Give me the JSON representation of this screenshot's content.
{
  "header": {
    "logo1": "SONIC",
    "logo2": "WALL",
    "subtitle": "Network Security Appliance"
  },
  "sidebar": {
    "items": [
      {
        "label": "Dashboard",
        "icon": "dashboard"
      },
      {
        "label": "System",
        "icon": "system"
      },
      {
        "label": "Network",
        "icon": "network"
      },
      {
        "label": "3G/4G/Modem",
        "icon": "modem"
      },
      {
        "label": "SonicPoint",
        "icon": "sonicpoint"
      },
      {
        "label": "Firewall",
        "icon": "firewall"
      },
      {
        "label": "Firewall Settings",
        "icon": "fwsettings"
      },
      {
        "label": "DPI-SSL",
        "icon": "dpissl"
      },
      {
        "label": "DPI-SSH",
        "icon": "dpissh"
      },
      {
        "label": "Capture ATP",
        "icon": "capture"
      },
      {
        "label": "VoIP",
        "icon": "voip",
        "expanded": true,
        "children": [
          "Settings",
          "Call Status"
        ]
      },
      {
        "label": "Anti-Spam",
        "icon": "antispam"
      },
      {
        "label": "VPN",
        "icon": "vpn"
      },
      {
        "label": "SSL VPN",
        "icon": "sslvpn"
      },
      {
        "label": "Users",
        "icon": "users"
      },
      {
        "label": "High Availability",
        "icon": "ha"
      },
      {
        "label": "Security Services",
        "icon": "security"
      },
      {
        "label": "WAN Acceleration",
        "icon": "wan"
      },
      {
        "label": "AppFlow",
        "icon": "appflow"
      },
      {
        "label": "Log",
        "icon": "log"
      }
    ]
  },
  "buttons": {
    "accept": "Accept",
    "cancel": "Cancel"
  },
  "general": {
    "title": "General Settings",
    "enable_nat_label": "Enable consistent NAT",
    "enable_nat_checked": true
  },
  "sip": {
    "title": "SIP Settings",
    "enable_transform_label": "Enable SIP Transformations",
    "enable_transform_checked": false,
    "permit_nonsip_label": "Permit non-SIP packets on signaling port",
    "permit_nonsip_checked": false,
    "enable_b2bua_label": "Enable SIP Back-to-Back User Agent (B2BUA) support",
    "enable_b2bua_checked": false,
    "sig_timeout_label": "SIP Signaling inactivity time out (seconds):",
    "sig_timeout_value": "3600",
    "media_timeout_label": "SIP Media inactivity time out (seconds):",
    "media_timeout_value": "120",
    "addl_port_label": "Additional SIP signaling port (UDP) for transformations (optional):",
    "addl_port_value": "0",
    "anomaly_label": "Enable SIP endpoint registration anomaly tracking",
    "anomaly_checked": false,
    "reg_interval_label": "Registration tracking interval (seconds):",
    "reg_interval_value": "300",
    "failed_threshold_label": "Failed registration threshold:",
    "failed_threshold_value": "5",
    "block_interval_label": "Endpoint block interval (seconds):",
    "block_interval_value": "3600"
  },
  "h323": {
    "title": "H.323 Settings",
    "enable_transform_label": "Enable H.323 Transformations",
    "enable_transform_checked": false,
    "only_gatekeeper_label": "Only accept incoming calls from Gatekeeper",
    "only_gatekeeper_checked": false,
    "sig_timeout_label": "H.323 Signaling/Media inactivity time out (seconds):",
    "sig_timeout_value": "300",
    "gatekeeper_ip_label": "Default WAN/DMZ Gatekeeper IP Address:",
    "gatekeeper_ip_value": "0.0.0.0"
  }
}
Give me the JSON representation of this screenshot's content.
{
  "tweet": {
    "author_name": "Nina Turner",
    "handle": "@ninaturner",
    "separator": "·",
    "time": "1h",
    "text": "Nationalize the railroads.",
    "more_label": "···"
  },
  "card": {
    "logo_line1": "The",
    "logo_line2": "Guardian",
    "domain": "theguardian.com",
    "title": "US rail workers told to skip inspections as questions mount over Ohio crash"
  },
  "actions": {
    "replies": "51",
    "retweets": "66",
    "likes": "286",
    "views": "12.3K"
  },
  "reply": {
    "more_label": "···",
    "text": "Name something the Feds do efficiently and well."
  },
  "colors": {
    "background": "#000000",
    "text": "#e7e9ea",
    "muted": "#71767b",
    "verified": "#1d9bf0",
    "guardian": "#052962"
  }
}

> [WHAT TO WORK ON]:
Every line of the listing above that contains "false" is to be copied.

> [OUTPUT FOR THIS EXERCISE]:
    "enable_transform_checked": false,
    "permit_nonsip_checked": false,
    "enable_b2bua_checked": false,
    "anomaly_checked": false,
    "enable_transform_checked": false,
    "only_gatekeeper_checked": false,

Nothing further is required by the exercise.